Helping your Fearful Dog

Some dogs are extremely nervous or frightened in new situations. How you handle this fear can make the difference between a well adjusted dog and a dog that is afraid of her own shadow. To help a do g w ith her fears do the following:

Always be calm! Do not grab or chase the dog or force her into a situation because she is “acting silly”. This will only confirm to her that the world is indeed scary and so are you! Instead, use controlled body movement and a quiet voice. This will help to show your dog that you are a good leader and that you do not intend to hurt her.

Many people want to tell their dog that “its okay, the (blank) won’t hurt you.” This is meant to be reassuring but since dogs don’t understand English they think that you are praising them for being fearful. Instead, act happy and show her that there is nothing to be afraid of. If she continues to be scared after 3-5 minutes, remove her from the situation and try again later.

Be your dog’s advocate! Many people do not know how to interact with a scared dog so they will invade the dogs space and try to pat it on the head. This can be very nerve racking for an insecure dog so make sure to be proactive and tell people to refrain from petting her if she is nervous.

Carry yummy treats or your dog’s favorite toy. If every time your dog comes across a “scary person or situation” she gets a treat or special playtime with her favorite toy it will help her to realize that the world is not that scary after all.

Instigate a game of tug of war with the dog and LET her win. This will help her to build confidence.

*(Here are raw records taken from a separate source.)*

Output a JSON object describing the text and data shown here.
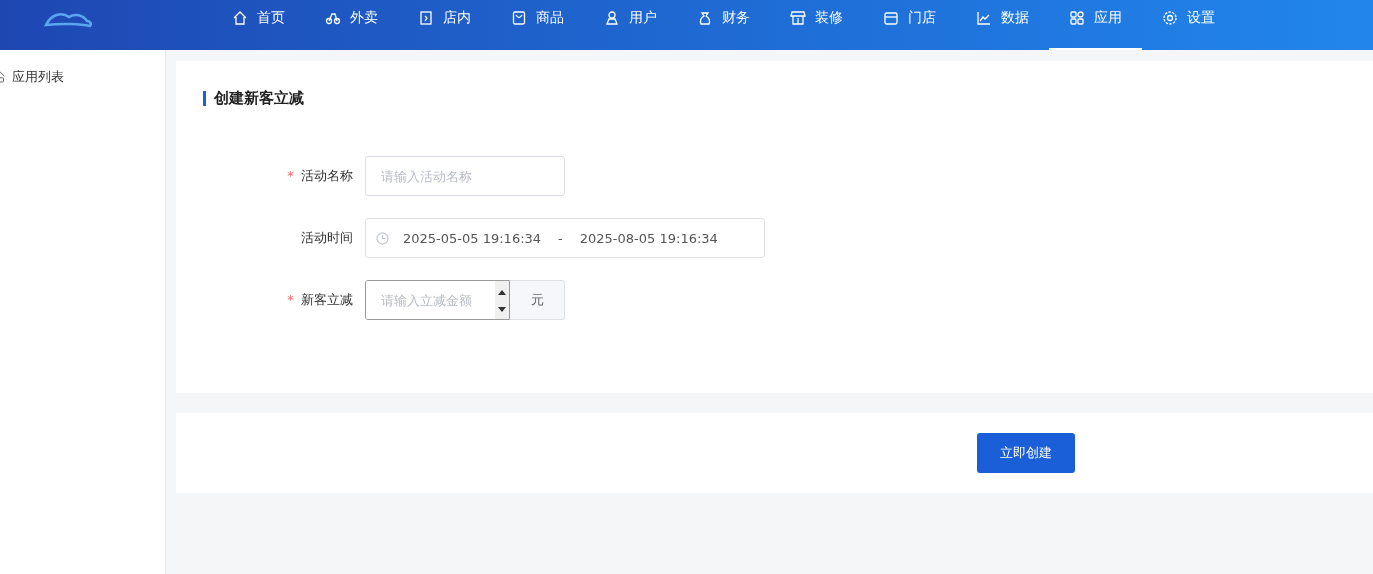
{
  "nav": [
    {
      "label": "首页",
      "selected": false
    },
    {
      "label": "外卖",
      "selected": false
    },
    {
      "label": "店内",
      "selected": false
    },
    {
      "label": "商品",
      "selected": false
    },
    {
      "label": "用户",
      "selected": false
    },
    {
      "label": "财务",
      "selected": false
    },
    {
      "label": "装修",
      "selected": false
    },
    {
      "label": "门店",
      "selected": false
    },
    {
      "label": "数据",
      "selected": false
    },
    {
      "label": "应用",
      "selected": true
    },
    {
      "label": "设置",
      "selected": false
    }
  ],
  "sidebar": {
    "items": [
      {
        "label": "应用列表"
      }
    ]
  },
  "form": {
    "title": "创建新客立减",
    "fields": [
      {
        "kind": "text",
        "mark": "*",
        "label": "活动名称",
        "placeholder": "请输入活动名称"
      },
      {
        "kind": "daterange",
        "label": "活动时间",
        "start": "2025-05-05 19:16:34",
        "separator": "-",
        "end": "2025-08-05 19:16:34"
      },
      {
        "kind": "number",
        "mark": "*",
        "label": "新客立减",
        "placeholder": "请输入立减金额",
        "unit": "元"
      }
    ]
  },
  "submit": {
    "label": "立即创建"
  }
}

Do some obedience training. Most fearful dogs are insecure. Through obedience training they learn that they can be successful. Make sure that all training is done in a gentle and controlled manner.

Always set your dog up for success! You want to build her confidence so only put her in situations where you know she will be confident and happy. If you are asking her to complete the task, start at a very easy level and SLOWLY move forward. This will help her to build confidence in herself as well as in you as a leader.

Praise the victories! You probably won’t see a big improvement overnight, but you will start to notice small victories. Every time your dog does something good, praise her like she is the BEST DOG in the whole world. Make sure to keep your praise and love at a level that your dog enjoys. Many nervous dogs would prefer a soft and soothing rub to a hard pat on the top of the head.